In the first stanza of the poem the speaker asks the guide how long the journey up the hill will take. The guide tells the speaker that the journey will take "from morn to night." In the second stanza the speaker asks the guide if there is anywhere for her to rest once she reaches the top of the hill, and the guide assures her that there is an inn that she "cannot miss."
In the third stanza the speaker asks the guide how she will gain admittance to the inn, and the guide says that there will be people already there to let her in. In the fourth and final stanza the guide tells the speaker that she will find "comfort" at the inn.
The inn that the guide describes to the speaker represents heaven, and the hill that the speaker walks up represents the speaker's life on earth. The meaning of the poem is that there is a heaven waiting for everybody at the end of their lives.

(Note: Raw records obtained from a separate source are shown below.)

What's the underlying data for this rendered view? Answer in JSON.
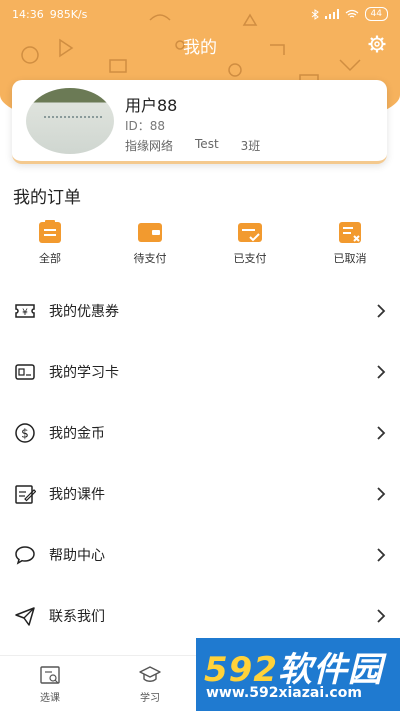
{
  "status_bar": {
    "time": "14:36",
    "speed": "985K/s",
    "battery": "44"
  },
  "header": {
    "title": "我的"
  },
  "profile": {
    "username": "用户88",
    "id_text": "ID：88",
    "org": "指缘网络",
    "group": "Test",
    "class": "3班"
  },
  "orders": {
    "title": "我的订单",
    "items": [
      {
        "label": "全部",
        "icon": "clipboard-icon"
      },
      {
        "label": "待支付",
        "icon": "wallet-icon"
      },
      {
        "label": "已支付",
        "icon": "card-check-icon"
      },
      {
        "label": "已取消",
        "icon": "doc-cancel-icon"
      }
    ]
  },
  "menu": {
    "items": [
      {
        "label": "我的优惠券",
        "icon": "coupon-icon"
      },
      {
        "label": "我的学习卡",
        "icon": "study-card-icon"
      },
      {
        "label": "我的金币",
        "icon": "coin-icon"
      },
      {
        "label": "我的课件",
        "icon": "courseware-icon"
      },
      {
        "label": "帮助中心",
        "icon": "chat-bubble-icon"
      },
      {
        "label": "联系我们",
        "icon": "paper-plane-icon"
      }
    ]
  },
  "bottom_nav": {
    "items": [
      {
        "label": "选课",
        "icon": "course-select-icon"
      },
      {
        "label": "学习",
        "icon": "graduation-cap-icon"
      }
    ]
  },
  "watermark": {
    "logo_num": "592",
    "logo_text": "软件园",
    "url": "www.592xiazai.com"
  },
  "colors": {
    "header": "#f6b25d",
    "accent": "#f29a2f"
  }
}
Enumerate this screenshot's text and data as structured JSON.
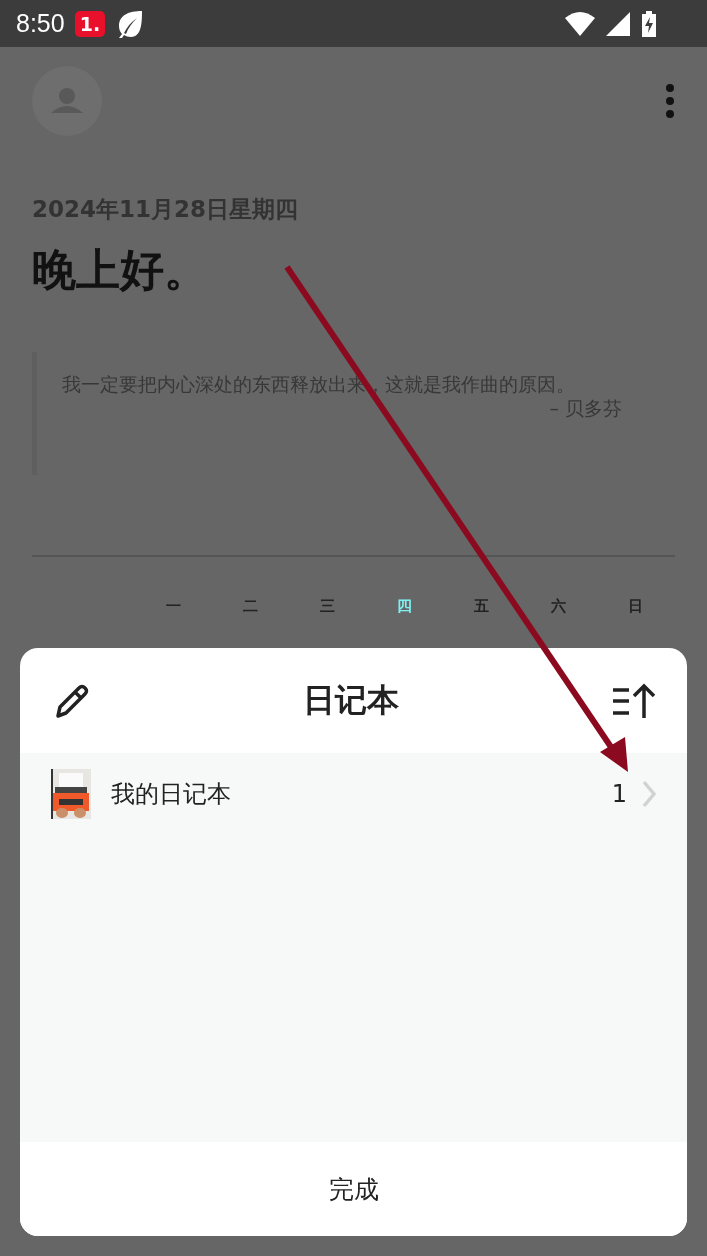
{
  "status_bar": {
    "time": "8:50",
    "badge": "1."
  },
  "header": {
    "date": "2024年11月28日星期四",
    "greeting": "晚上好。"
  },
  "quote": {
    "text": "我一定要把内心深处的东西释放出来，这就是我作曲的原因。",
    "author": "– 贝多芬"
  },
  "weekdays": [
    {
      "label": "一",
      "selected": false
    },
    {
      "label": "二",
      "selected": false
    },
    {
      "label": "三",
      "selected": false
    },
    {
      "label": "四",
      "selected": true
    },
    {
      "label": "五",
      "selected": false
    },
    {
      "label": "六",
      "selected": false
    },
    {
      "label": "日",
      "selected": false
    }
  ],
  "sheet": {
    "title": "日记本",
    "notebooks": [
      {
        "name": "我的日记本",
        "count": "1"
      }
    ],
    "done_button": "完成"
  }
}
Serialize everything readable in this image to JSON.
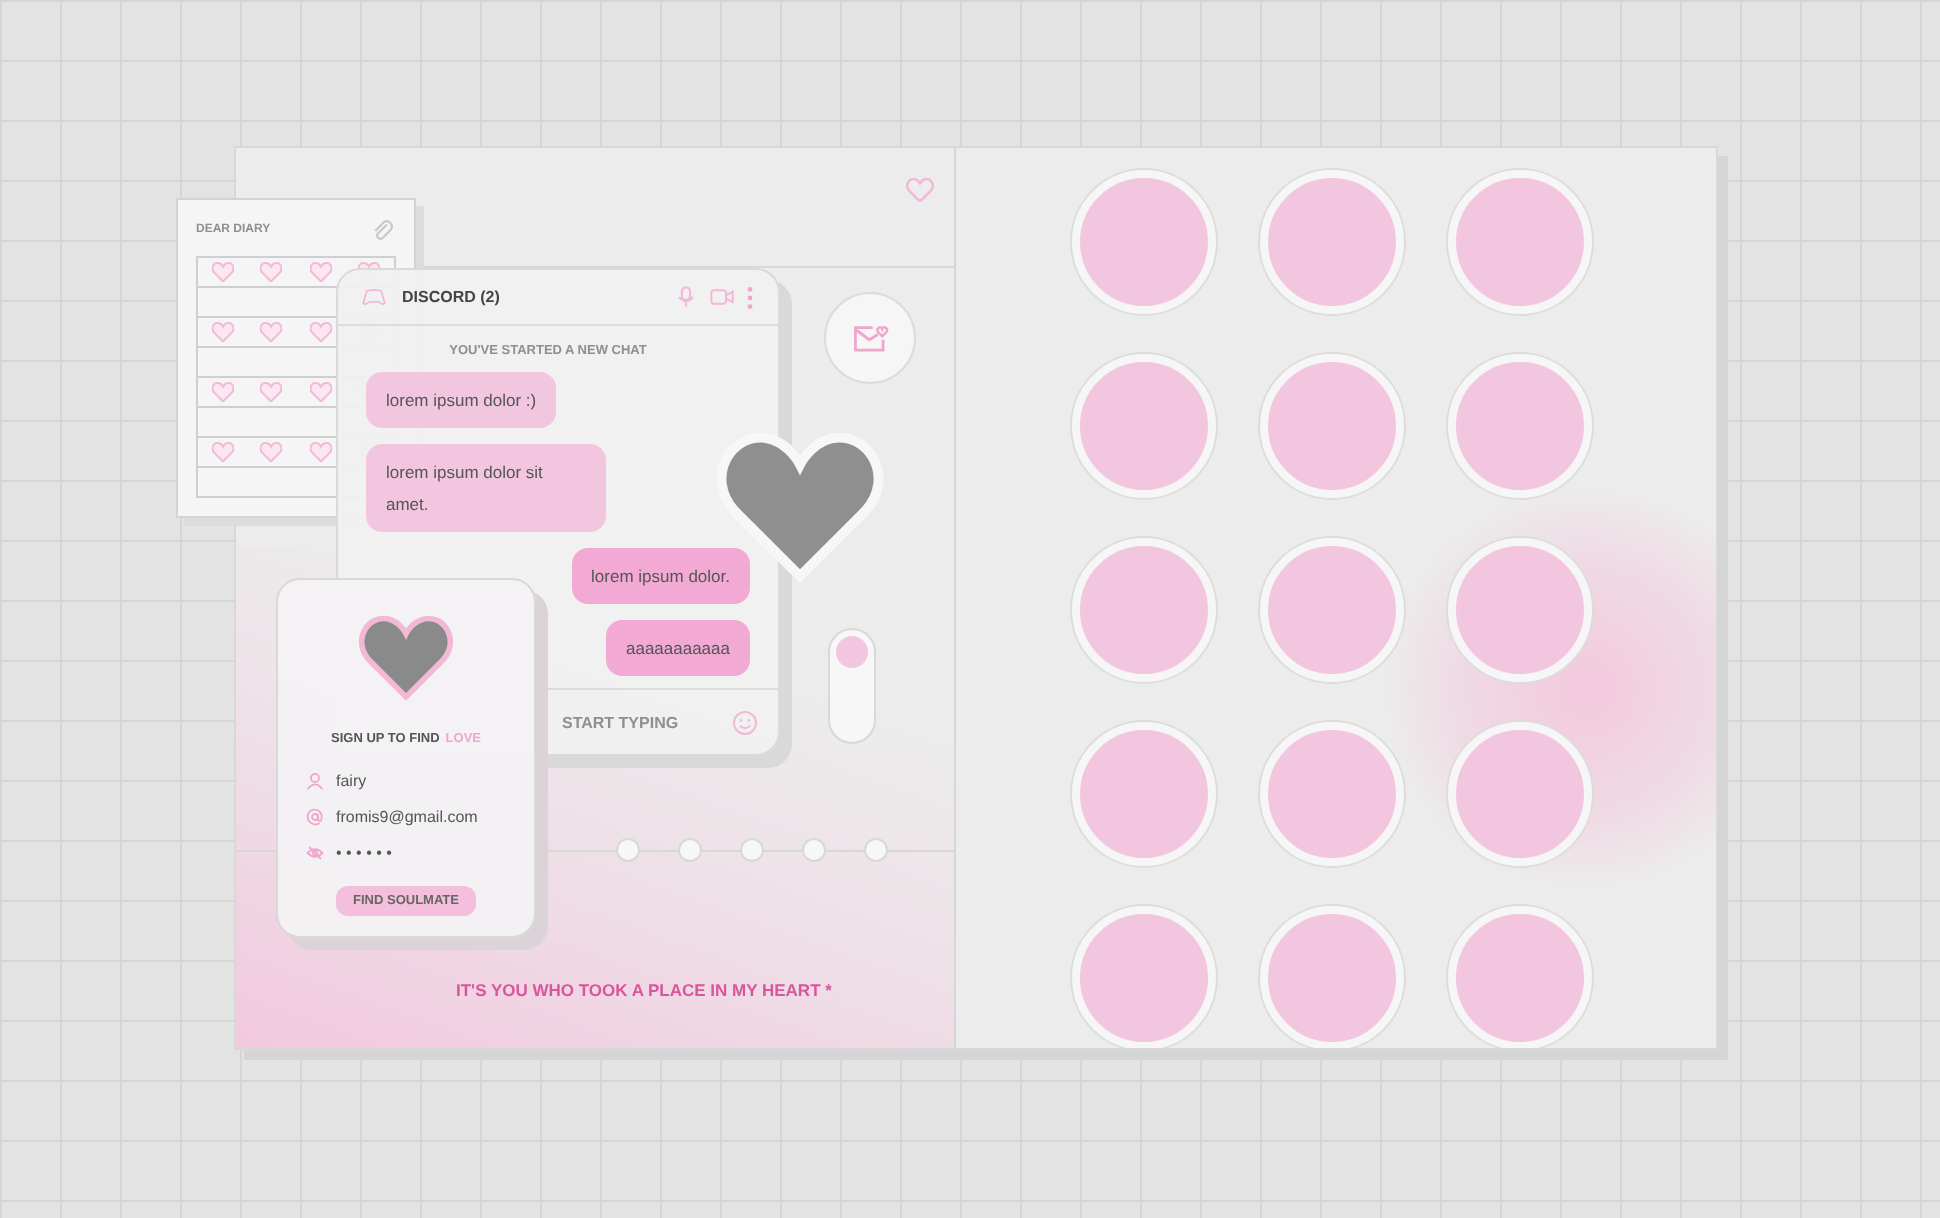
{
  "diary": {
    "title": "DEAR DIARY"
  },
  "chat": {
    "title": "DISCORD (2)",
    "notice": "YOU'VE STARTED A NEW CHAT",
    "input": {
      "placeholder": "START TYPING"
    },
    "messages": [
      {
        "text": "lorem ipsum dolor :)",
        "kind": "received"
      },
      {
        "text": "lorem ipsum dolor sit amet.",
        "kind": "received"
      },
      {
        "text": "lorem ipsum dolor.",
        "kind": "sent"
      },
      {
        "text": "aaaaaaaaaaa",
        "kind": "sent"
      }
    ]
  },
  "toggle": {
    "on": true
  },
  "signup": {
    "heading": "SIGN UP TO FIND",
    "highlight": "LOVE",
    "fields": [
      {
        "kind": "user",
        "value": "fairy"
      },
      {
        "kind": "email",
        "value": "fromis9@gmail.com"
      },
      {
        "kind": "password",
        "value": "• • • • • •"
      }
    ],
    "button": "FIND SOULMATE"
  },
  "tagline": "IT'S YOU WHO TOOK A PLACE IN MY HEART *"
}
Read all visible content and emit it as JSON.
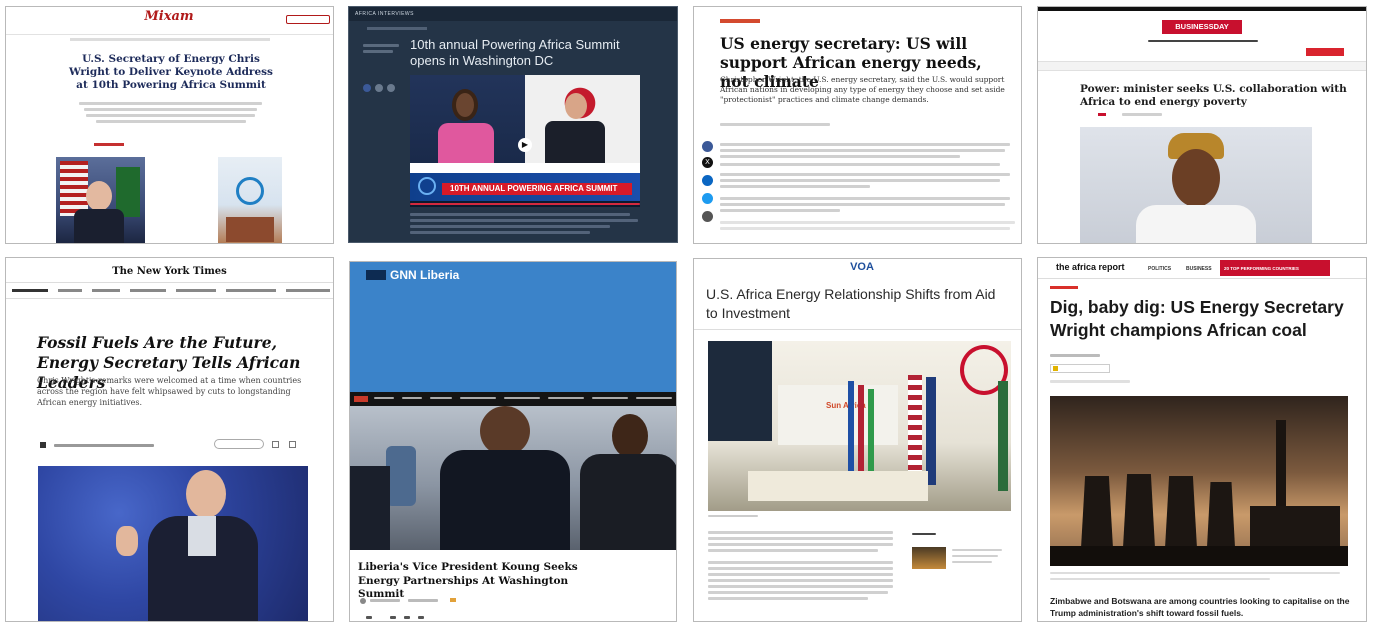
{
  "tiles": [
    {
      "id": "t1",
      "logo": "Mixam",
      "headline": "U.S. Secretary of Energy Chris Wright to Deliver Keynote Address at 10th Powering Africa Summit"
    },
    {
      "id": "t2",
      "section_label": "AFRICA INTERVIEWS",
      "headline": "10th annual Powering Africa Summit opens in Washington DC",
      "banner_text": "10TH ANNUAL POWERING AFRICA SUMMIT"
    },
    {
      "id": "t3",
      "headline": "US energy secretary: US will support African energy needs, not climate",
      "subhead": "Christopher Wright, the U.S. energy secretary, said the U.S. would support African nations in developing any type of energy they choose and set aside \"protectionist\" practices and climate change demands."
    },
    {
      "id": "t4",
      "logo": "BUSINESSDAY",
      "headline": "Power: minister seeks U.S. collaboration with Africa to end energy poverty"
    },
    {
      "id": "t5",
      "logo": "The New York Times",
      "headline": "Fossil Fuels Are the Future, Energy Secretary Tells African Leaders",
      "subhead": "Chris Wright's remarks were welcomed at a time when countries across the region have felt whipsawed by cuts to longstanding African energy initiatives."
    },
    {
      "id": "t6",
      "logo": "GNN Liberia",
      "headline": "Liberia's Vice President Koung Seeks Energy Partnerships At Washington Summit"
    },
    {
      "id": "t7",
      "logo": "VOA",
      "headline": "U.S. Africa Energy Relationship Shifts from Aid to Investment"
    },
    {
      "id": "t8",
      "logo": "the africa report",
      "nav": [
        "POLITICS",
        "BUSINESS",
        "20 TOP PERFORMING COUNTRIES"
      ],
      "headline": "Dig, baby dig: US Energy Secretary Wright champions African coal",
      "subhead": "Zimbabwe and Botswana are among countries looking to capitalise on the Trump administration's shift toward fossil fuels."
    }
  ]
}
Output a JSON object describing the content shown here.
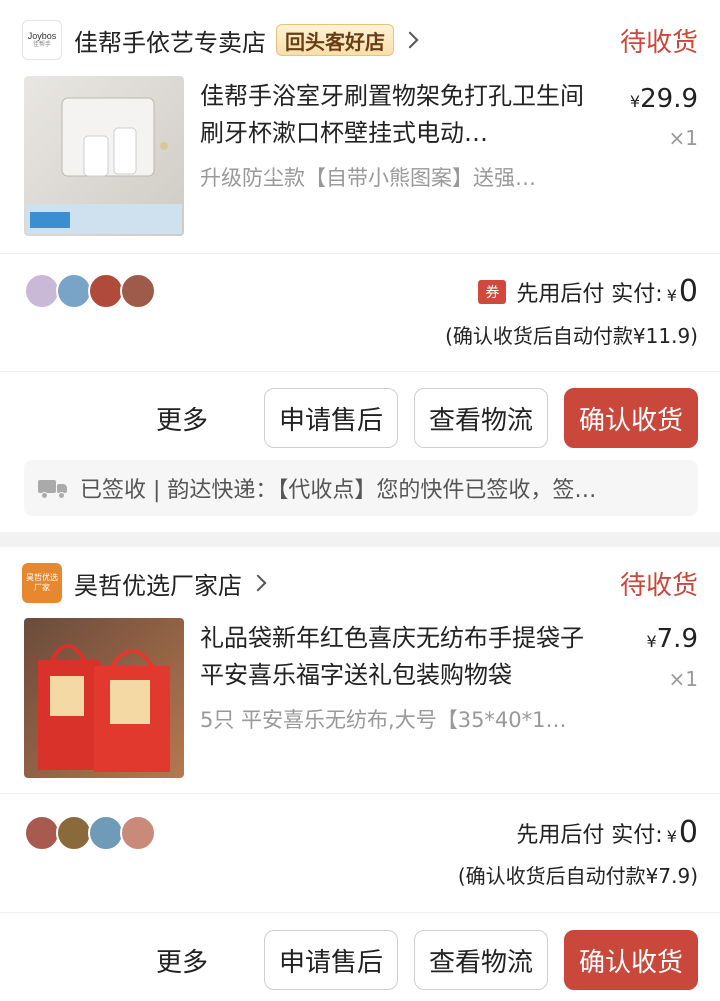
{
  "orders": [
    {
      "store": {
        "name": "佳帮手依艺专卖店",
        "badge": "回头客好店",
        "logo_text": "Joybos",
        "logo_sub": "佳帮手"
      },
      "status": "待收货",
      "product": {
        "title": "佳帮手浴室牙刷置物架免打孔卫生间刷牙杯漱口杯壁挂式电动…",
        "spec": "升级防尘款【自带小熊图案】送强…",
        "price_symbol": "¥",
        "price": "29.9",
        "quantity": "×1"
      },
      "avatar_colors": [
        "#c9b8d6",
        "#7aa3c8",
        "#b04a3a",
        "#9e5a4a"
      ],
      "payment": {
        "coupon_label": "券",
        "label": "先用后付 实付:",
        "symbol": "¥",
        "amount": "0",
        "auto_pay_note": "(确认收货后自动付款¥11.9)"
      },
      "actions": {
        "more": "更多",
        "after_sale": "申请售后",
        "logistics": "查看物流",
        "confirm": "确认收货"
      },
      "logistics_text": "已签收 | 韵达快递：【代收点】您的快件已签收，签…"
    },
    {
      "store": {
        "name": "昊哲优选厂家店",
        "logo_text": "昊哲优选",
        "logo_sub": "厂家"
      },
      "status": "待收货",
      "product": {
        "title": "礼品袋新年红色喜庆无纺布手提袋子平安喜乐福字送礼包装购物袋",
        "spec": "5只 平安喜乐无纺布,大号【35*40*1…",
        "price_symbol": "¥",
        "price": "7.9",
        "quantity": "×1"
      },
      "avatar_colors": [
        "#a85a4e",
        "#8a6a3a",
        "#6f9ab8",
        "#c98a7a"
      ],
      "payment": {
        "label": "先用后付 实付:",
        "symbol": "¥",
        "amount": "0",
        "auto_pay_note": "(确认收货后自动付款¥7.9)"
      },
      "actions": {
        "more": "更多",
        "after_sale": "申请售后",
        "logistics": "查看物流",
        "confirm": "确认收货"
      }
    }
  ]
}
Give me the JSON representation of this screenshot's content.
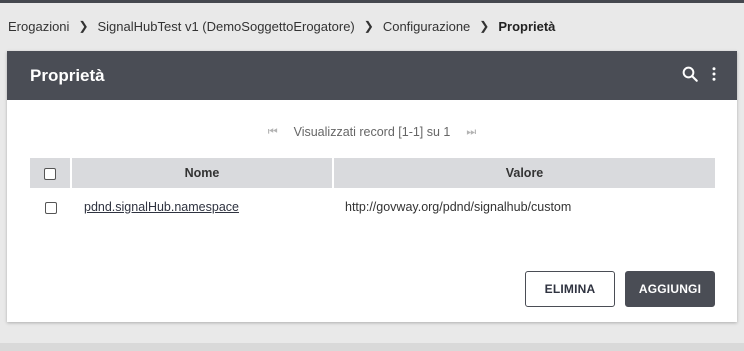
{
  "breadcrumb": {
    "items": [
      "Erogazioni",
      "SignalHubTest v1 (DemoSoggettoErogatore)",
      "Configurazione"
    ],
    "current": "Proprietà"
  },
  "panel": {
    "title": "Proprietà",
    "icons": [
      "search-icon",
      "more-vert-icon"
    ]
  },
  "pager": {
    "text": "Visualizzati record [1-1] su 1",
    "first_icon": "first-page-icon",
    "last_icon": "last-page-icon"
  },
  "table": {
    "columns": [
      "Nome",
      "Valore"
    ],
    "rows": [
      {
        "nome": "pdnd.signalHub.namespace",
        "valore": "http://govway.org/pdnd/signalhub/custom"
      }
    ]
  },
  "actions": {
    "delete_label": "ELIMINA",
    "add_label": "AGGIUNGI"
  },
  "colors": {
    "header_bg": "#4a4d55",
    "table_header_bg": "#d9dadd",
    "page_bg": "#e9e9e9"
  }
}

If we understand the poem in this sense, then we can perhaps refine our understanding as to the identities of the speaker and the guide. The speaker is perhaps a Christian who is anxious about what will happen to her after her death, and the guide is perhaps an angel or even the voice of God trying to reassure the speaker.